Set down the material in full. Keep every line exactly as it is.
───
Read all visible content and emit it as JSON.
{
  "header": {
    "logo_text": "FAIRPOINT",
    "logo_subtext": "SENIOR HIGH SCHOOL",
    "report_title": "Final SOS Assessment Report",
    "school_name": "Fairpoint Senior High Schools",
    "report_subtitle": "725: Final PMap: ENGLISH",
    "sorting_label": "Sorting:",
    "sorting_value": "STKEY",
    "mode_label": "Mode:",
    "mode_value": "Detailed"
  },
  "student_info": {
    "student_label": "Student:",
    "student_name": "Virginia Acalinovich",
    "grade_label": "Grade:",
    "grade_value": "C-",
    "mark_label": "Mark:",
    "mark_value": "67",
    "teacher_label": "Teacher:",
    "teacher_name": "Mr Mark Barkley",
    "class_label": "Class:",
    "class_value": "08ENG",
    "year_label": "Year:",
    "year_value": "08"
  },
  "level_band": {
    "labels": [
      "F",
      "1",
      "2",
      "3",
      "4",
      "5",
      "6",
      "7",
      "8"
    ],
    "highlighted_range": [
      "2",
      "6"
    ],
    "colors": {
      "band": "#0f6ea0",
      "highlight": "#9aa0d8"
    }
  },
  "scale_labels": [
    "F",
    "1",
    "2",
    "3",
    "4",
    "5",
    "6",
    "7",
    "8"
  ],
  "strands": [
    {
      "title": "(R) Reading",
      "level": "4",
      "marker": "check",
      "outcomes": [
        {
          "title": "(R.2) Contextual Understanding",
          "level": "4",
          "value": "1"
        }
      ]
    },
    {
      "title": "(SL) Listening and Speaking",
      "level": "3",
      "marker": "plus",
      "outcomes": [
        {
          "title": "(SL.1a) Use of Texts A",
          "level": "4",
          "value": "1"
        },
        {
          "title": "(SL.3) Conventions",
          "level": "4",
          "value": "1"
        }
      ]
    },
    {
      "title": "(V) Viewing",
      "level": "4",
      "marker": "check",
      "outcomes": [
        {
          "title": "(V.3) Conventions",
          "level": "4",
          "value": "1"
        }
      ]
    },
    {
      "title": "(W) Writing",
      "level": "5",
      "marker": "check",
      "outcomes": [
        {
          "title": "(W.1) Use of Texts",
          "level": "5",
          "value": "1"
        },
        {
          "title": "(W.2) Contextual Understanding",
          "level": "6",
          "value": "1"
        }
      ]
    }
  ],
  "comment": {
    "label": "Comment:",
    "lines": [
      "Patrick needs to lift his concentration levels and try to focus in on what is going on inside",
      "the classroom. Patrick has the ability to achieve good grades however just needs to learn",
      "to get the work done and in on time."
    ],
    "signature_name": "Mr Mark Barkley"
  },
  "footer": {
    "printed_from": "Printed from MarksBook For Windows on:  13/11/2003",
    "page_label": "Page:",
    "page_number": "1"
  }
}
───
* TASK SOLUTION
Read all visible content and emit it as JSON.
{
  "header": {
    "logo_text": "FAIRPOINT",
    "logo_subtext": "SENIOR HIGH SCHOOL",
    "report_title": "Final SOS Assessment Report",
    "school_name": "Fairpoint Senior High Schools",
    "report_subtitle": "725: Final PMap: ENGLISH",
    "sorting_label": "Sorting:",
    "sorting_value": "STKEY",
    "mode_label": "Mode:",
    "mode_value": "Detailed"
  },
  "student_info": {
    "student_label": "Student:",
    "student_name": "Virginia Acalinovich",
    "grade_label": "Grade:",
    "grade_value": "C-",
    "mark_label": "Mark:",
    "mark_value": "67",
    "teacher_label": "Teacher:",
    "teacher_name": "Mr Mark Barkley",
    "class_label": "Class:",
    "class_value": "08ENG",
    "year_label": "Year:",
    "year_value": "08"
  },
  "level_band": {
    "labels": [
      "F",
      "1",
      "2",
      "3",
      "4",
      "5",
      "6",
      "7",
      "8"
    ],
    "highlighted_range": [
      "2",
      "6"
    ],
    "colors": {
      "band": "#0f6ea0",
      "highlight": "#9aa0d8"
    }
  },
  "scale_labels": [
    "F",
    "1",
    "2",
    "3",
    "4",
    "5",
    "6",
    "7",
    "8"
  ],
  "strands": [
    {
      "title": "(R) Reading",
      "level": "4",
      "marker": "check",
      "outcomes": [
        {
          "title": "(R.2) Contextual Understanding",
          "level": "4",
          "value": "1"
        }
      ]
    },
    {
      "title": "(SL) Listening and Speaking",
      "level": "3",
      "marker": "plus",
      "outcomes": [
        {
          "title": "(SL.1a) Use of Texts A",
          "level": "4",
          "value": "1"
        },
        {
          "title": "(SL.3) Conventions",
          "level": "4",
          "value": "1"
        }
      ]
    },
    {
      "title": "(V) Viewing",
      "level": "4",
      "marker": "check",
      "outcomes": [
        {
          "title": "(V.3) Conventions",
          "level": "4",
          "value": "1"
        }
      ]
    },
    {
      "title": "(W) Writing",
      "level": "5",
      "marker": "check",
      "outcomes": [
        {
          "title": "(W.1) Use of Texts",
          "level": "5",
          "value": "1"
        },
        {
          "title": "(W.2) Contextual Understanding",
          "level": "6",
          "value": "1"
        }
      ]
    }
  ],
  "comment": {
    "label": "Comment:",
    "lines": [
      "Patrick needs to lift his concentration levels and try to focus in on what is going on inside",
      "the classroom. Patrick has the ability to achieve good grades however just needs to learn",
      "to get the work done and in on time."
    ],
    "signature_name": "Mr Mark Barkley"
  },
  "footer": {
    "printed_from": "Printed from MarksBook For Windows on:  13/11/2003",
    "page_label": "Page:",
    "page_number": "1"
  }
}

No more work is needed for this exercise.